Newsletter 11 – JUN 2022

Welcome to Newsletter No. 11

Latest news from Kings College Hospital, London:
Charlotte’s BAG recently gave £42,000 to the team at King’s College Hospital. This will cover some of the cost of recruiting a scientist and buying consumables for the next project. The next project will centre on establishing methods of genetic diagnosis for brain tumours. Using circulating tumour DNA in the cerebrospinal fluid and in the blood will give an extremely valuable and rapid way to diagnose and monitor brain tumours without the need
for invasive biopsy. Here is a more detailed and technical analysis from the King’s team:

The exact word of “liquid biopsy” is classically applied for circulating tumour DNA (ctDNA). Figure I is a diagnostic molecular test to run on a sample of plasma or cerebro spinal fluid (CSF) to detect cancer cells that are shedding from primary or metastatic tumours that are circulating in the blood or DNA fragments of tumour cells. Tissue biopsy is a snapshot of tumour and cannot cover tumour heterogeneity. Liquid biopsy, however can be beneficial for early diagnosis of cancer or to examine the treatment efficacy, and because of its non-invasive
nature, several samplings of blood or CSF over time are possible liquid biopsy, as a real-time representative of tumour, is a minimally invasive biopsy method . The purpose of liquid biopsy is to identify and examine the biological material circulating in body fluid, originating within and from the tumour.

The correct characterisation of central nervous system (CNS) malignancies is crucial for accurate diagnosis and prognosis and the identification of actionable genomic alterations that can guide the therapeutic strategy. Surgical biopsies are performed to characterise the tumour; however, these procedures are invasive and are not always feasible for all patients. Moreover, they only provide a static snapshot and can miss tumour heterogeneity. Currently, monitoring of CNS cancer is performed by conventional imaging techniques and, in some cases, cytology analysis of the cerebrospinal fluid (CSF); however, these techniques have limited sensitivity. To overcome these limitations, a liquid biopsy for instance of the CSF can be used to obtain information about the tumour in a less invasive manner. The CSF is a source of cell-free circulating tumour DNA (ctDNA), and the analysis of this biomarker can characterise and monitor brain cancer. Recent studies have shown that ctDNA is more abundant in the CSF than plasma for CNS malignancies and that it can be sequenced to reveal tumour heterogeneity and provide diagnostic and prognostic information. Furthermore, analysis of longitudinal samples can aid patient monitoring by detecting residual disease or even tracking tumour evolution at relapse and, therefore, tailoring the therapeutic strategy.

In incredibly exciting news, Charlotte has had a fellowship named in her honour at King’s College Hospital, London. A massive thank you to the team there for organising this truly touching tribute to Charlotte and her work. A spokesperson from a member of the Charlotte’s BAG team based at King’s said:

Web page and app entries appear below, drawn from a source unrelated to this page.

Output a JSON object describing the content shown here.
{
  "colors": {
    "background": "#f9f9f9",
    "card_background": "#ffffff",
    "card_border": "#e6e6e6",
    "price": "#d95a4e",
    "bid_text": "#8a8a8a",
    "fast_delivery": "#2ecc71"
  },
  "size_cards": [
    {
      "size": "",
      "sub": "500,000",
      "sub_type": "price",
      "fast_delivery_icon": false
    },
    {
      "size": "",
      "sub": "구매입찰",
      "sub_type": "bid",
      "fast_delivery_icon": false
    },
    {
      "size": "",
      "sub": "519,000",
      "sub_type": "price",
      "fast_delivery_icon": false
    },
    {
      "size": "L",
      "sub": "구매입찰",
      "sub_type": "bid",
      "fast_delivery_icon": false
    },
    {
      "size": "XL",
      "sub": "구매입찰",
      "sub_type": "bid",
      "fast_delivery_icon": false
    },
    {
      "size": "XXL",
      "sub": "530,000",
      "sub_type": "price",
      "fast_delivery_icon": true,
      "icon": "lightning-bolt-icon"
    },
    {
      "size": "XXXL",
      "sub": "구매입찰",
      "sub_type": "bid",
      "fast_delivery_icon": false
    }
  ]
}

“The fellowship is awarded in Charlotte’s name because of the impact she had on us all prior to her passing and since through the great work of the charity which has gone above and beyond to fund a lab at King’s and a scientist.”

The fellowship is named the Charlotte Eades Academic and Clinical Fellowship in Neurosurgery.

At the end of June 2022, Alex, Miles and Team Charlotte, a team of colleagues from Cardinal Newman School, Hove, will be walking The Yorkshire Three Peaks Challenge! They will be driving up to Yorkshire on Saturday 25th June, walking the Three Peaks on Sunday 26th, and returning to school on the 27th. The challenge – asides from the obvious blisters and aching legs – is to complete the 24 mile course in 12 hours. If you would like to donate the link is here:

New logo
We are delighted to update the Charlotte’s BAG logo. We felt that this really summed up, quite literally, Charlotte’s BAG. A huge thank you to the graphic designer who worked with Alex and Miles pro bono to achieve this fantastic and vibrant design: